    1. Hahahaha that's pretty much why the evocation was left out. That and word count. I will make an attempt in my next revision!

      I agree, I need to go back through my descriptions and eliminate some of the repetitive gory details. Glory as a character tends to be emotional and dramatic, and I think that's where it's coming from. :D

      Thank you for your thoughts!

  7. Hey Jessie!

    Good job on this revision! I see that you went with putting your mc right in the action and you cut the entire backstory out which is super interesting! (Bc I was seriously interested in the gang). But what you did here was really amazing: the descriptions are very vivid, the mc has this snarky attitude that I like (reminds me of Percy Jackson a bit), and the world seems very ALIVE.

    Some nit-picky things that I agree with the others:

    1. Putting the evocation in the beginning would really ground your story and add a huge element of fantasy to your piece. It'd also add a cinematic feel, which you have a lot throughout already.

    2. Mentioning quite early that you need to find the tree would really clear up the motivation and give the reader a sense of what they're in for. You have great descriptions and then bam there's a tree. (Does this make sense?)

    3. The genderfluid non-binary thing is worked in really well this time. Good job! But the word "fuck" was such a sudden like woah, because it sounds so contemporary. I think if you added like "shit" or something earlier in the piece, itd give us a sense of the dialect/voice/thinking of the world.

    Looking forward to the next revision!

    1. Ooh, I like the idea of moving the mention of the tree up! Thank you!

      Don't worry; I start the next chapter with those paragraphs about the gang, so they at least get to stay! :)

      Ah yes, Glory curses a lot. I like your idea of introducing a cuss word earlier, but I wonder if more than one in the first five pages would be a turn off?

      Yes, everyone wants the evocation, so I think I'm going to try it. :D

      Thank you for your thoughts!

    2. Maybe adding like a less BAM cuss word would work and still not be so contempoary sounding? Like instead of fuck, it could be shit. So itd still be one cuss word but just not like BAM

    3. Yeah, that's a good idea. Thank you!

  8. Jessie,

    I loved the way you immerse us from the very beginning. Great work with the setting and imagery. I can feel everything the same way the MC is feeling it! I’m curious about the usage of the word “sewer” in paragraph five. Is this swamp located at the drainage of a sewer? Also, I was confused about the electricity lighting up the MC. Is the shock of electricity the way they know they’re going in the right direction?

    You do a great job making us feeling the scene very early on, but I didn’t feel the pain as strongly. Does the MC moan or want to scream, despite their jaw being locked shut? Since they weren’t expecting the pain, I’d find it more realistic if they recoiled the moment they touched the bark and felt pain, you know? Unless the MC expected the pain and was prepared to latch on anyway to have their wish granted.

    This leads me to the next point.
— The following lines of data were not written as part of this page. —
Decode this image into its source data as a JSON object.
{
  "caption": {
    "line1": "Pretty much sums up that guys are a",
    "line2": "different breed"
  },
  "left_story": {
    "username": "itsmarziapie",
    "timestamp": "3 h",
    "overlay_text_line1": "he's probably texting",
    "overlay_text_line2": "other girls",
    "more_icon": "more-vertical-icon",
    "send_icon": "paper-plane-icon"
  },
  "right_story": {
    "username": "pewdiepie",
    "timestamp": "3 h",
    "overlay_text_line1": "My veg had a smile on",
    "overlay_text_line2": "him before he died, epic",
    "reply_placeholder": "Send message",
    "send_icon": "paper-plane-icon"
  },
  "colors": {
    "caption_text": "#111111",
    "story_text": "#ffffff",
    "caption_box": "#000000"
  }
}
I want to get why the MC is withstanding the pain and invoking the sugar shade. If you find a way to incorporate this then I’ll be hooked. I want to care; give a reason earlier on.

    I love it when you say,

    “My face started to burn.”

    We can feel the disappointment there. It’s simple, but powerful.

    I can feel the excitement and terror as they meet the sugar shade. I’m totally there. And I want to know what happens next.

    Nice job,

    1. Thank you!

      Yes, I'm struggling with adding more motivation now that we removed the paragraphs about the gang. That's something I'm working on with the next revision.

      The question you have about the pain--thinking that the MC would recoil? This is actually very important to the plot later and I'm glad you noticed it. :D

      No, this is not an actual sewer, it's just the mc being dramatic. Maybe I'll change it to like "sludge" or something.

      Thank you for your thoughts! Very helpful. :)